Education Sessions

Across Shelby County, organization, institution, business, and civic leaders are sponsoring educational sessions facilitated by foundation staff and consultants. The sessions help participants gain an understanding of adverse childhood experiences and their impact on healthy development throughout life and ways to prevent ACEs as well as toxic stress. Offered free of charge, with portions tailored to the audience and the available time, the sessions run 60-90 minutes. The foundation conducts an average of 20 sessions per year with an average audience of 25.

Teacher Trainings

Trauma-informed teaching supports academic progress by not only acknowledging the role that trauma plays in the lives of both students and teachers but also by providing a safe, stable, and nurturing classroom environment that addresses the needs of the whole student. Trauma-informed teachers and staff are aware of trauma’s impact on students’ relationships and ability to self-regulate their behavior, and how those factors affect their classroom conduct and ability to learn. The foundation believes that if a school provides a safe, stable, and nurturing environment, it will be better able to address the needs of all students.

The foundation identified promoting the social-emotional health of students as a top priority and developed the following four-module series of school-facing trainings:

Module 1

Know Better: Introduction to the Developing Brain, ACEs, and the Impact of Toxic Stress 

Module 2

See Better: Developing a Trauma-Informed Lens

Module 3

Be Better: Adult Emotional Heath and Regulation

Module 4

Do Better: Fostering Self-Regulation and De-escalating Dysregulated Students

Taken together, these modules are intended to increase the tools and skills that school staff have to understand and address challenging student behaviors and, in turn, decrease the psychological distress of families. Many school staff want to skip straight to “What can I do differently?” However, the foundation has found that school staff must know better, see better, and be better before they can truly do better.

Supplementary Module 

Choosing to De-Escalate: Developed in partnership with SCS, including representatives from its SPED, Alternative Schools, and Student Equity, Enrollment and Discipline, this module is designed to help educators respond to students with challenging behaviors in ways that help de-escalate their negative conduct and become emotionally regulated in order to reduce the incidence of students being suspended or otherwise excluded from class. It focuses on exploring and shifting teachers’ mindsets around behavior so they will be more inclined to choose to respond to students in supportive and regulating ways, as well as on teachers’ posture, affect, and emotion, including specific strategies for responding to challenging behaviors more constructively.

Supporting Staff,
Supporting Youth-Serving Organizations:
A Trauma-Informed Approach

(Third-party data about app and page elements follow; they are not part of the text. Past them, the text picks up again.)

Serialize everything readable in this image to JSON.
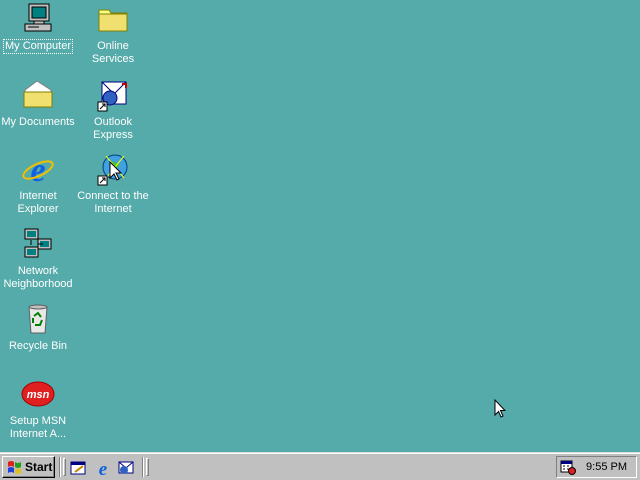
{
  "desktop": {
    "background_color": "#55aaaa",
    "icons": [
      {
        "name": "my-computer-icon",
        "label": "My Computer",
        "selected": true
      },
      {
        "name": "online-services-folder-icon",
        "label": "Online Services"
      },
      {
        "name": "my-documents-folder-icon",
        "label": "My Documents"
      },
      {
        "name": "outlook-express-icon",
        "label": "Outlook Express"
      },
      {
        "name": "internet-explorer-icon",
        "label": "Internet Explorer"
      },
      {
        "name": "connect-to-internet-icon",
        "label": "Connect to the Internet"
      },
      {
        "name": "network-neighborhood-icon",
        "label": "Network Neighborhood"
      },
      {
        "name": "recycle-bin-icon",
        "label": "Recycle Bin"
      },
      {
        "name": "msn-icon",
        "label": "Setup MSN Internet A..."
      }
    ]
  },
  "taskbar": {
    "start_label": "Start",
    "quick_launch": [
      "show-desktop-icon",
      "internet-explorer-icon",
      "outlook-express-icon"
    ],
    "tray_icons": [
      "scheduler-icon"
    ],
    "clock": "9:55 PM"
  }
}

This project, funded by the United Way of the Mid-South, is developing a training program for staffs of youth-serving organizations that will help them: 

  • Realize the impact of trauma
  • Recognize the signs and manifestations of trauma
  • Respond to the trauma of young people by integrating knowledge about trauma into their practices, procedures, policies
  • Avoid re-traumatizing the young people whom they serve

School Leader Learning

The nine-month project had as its objectives to help collaborative members—nine elementary school principals—achieve the following: 

  1.  Deepen their understanding of what social-emotional health is and why it is important for their students, their teachers, and their schools
  2. Continue to shift their school’s paradigms, policies, and practices to better promote the social-emotional health of all students and staff
  3. Create plans for schoolwide implementation of policies and practices designed to support student social-emotional health
  4. Build a community with other school leaders who are invested in students’ comprehensive development (i.e., academic, cognitive, social, emotional, personal, mental, and physical).

The school leaders met monthly to learn about a different aspect of schoolwide social-emotional health implementation that ranges from cultural responsiveness and student heath to family partnerships and community collaborations to adult health and emotional regulation. 

At the end of the 2019-2020 school year, each leader submitted a plan for implementation of an aspect of schoolwide social-emotional health in the 2020-2021 school year and receive a microgrant from the foundation to support their plan. Leaders also completed an exit interview and exit survey about the impact of the collaborative.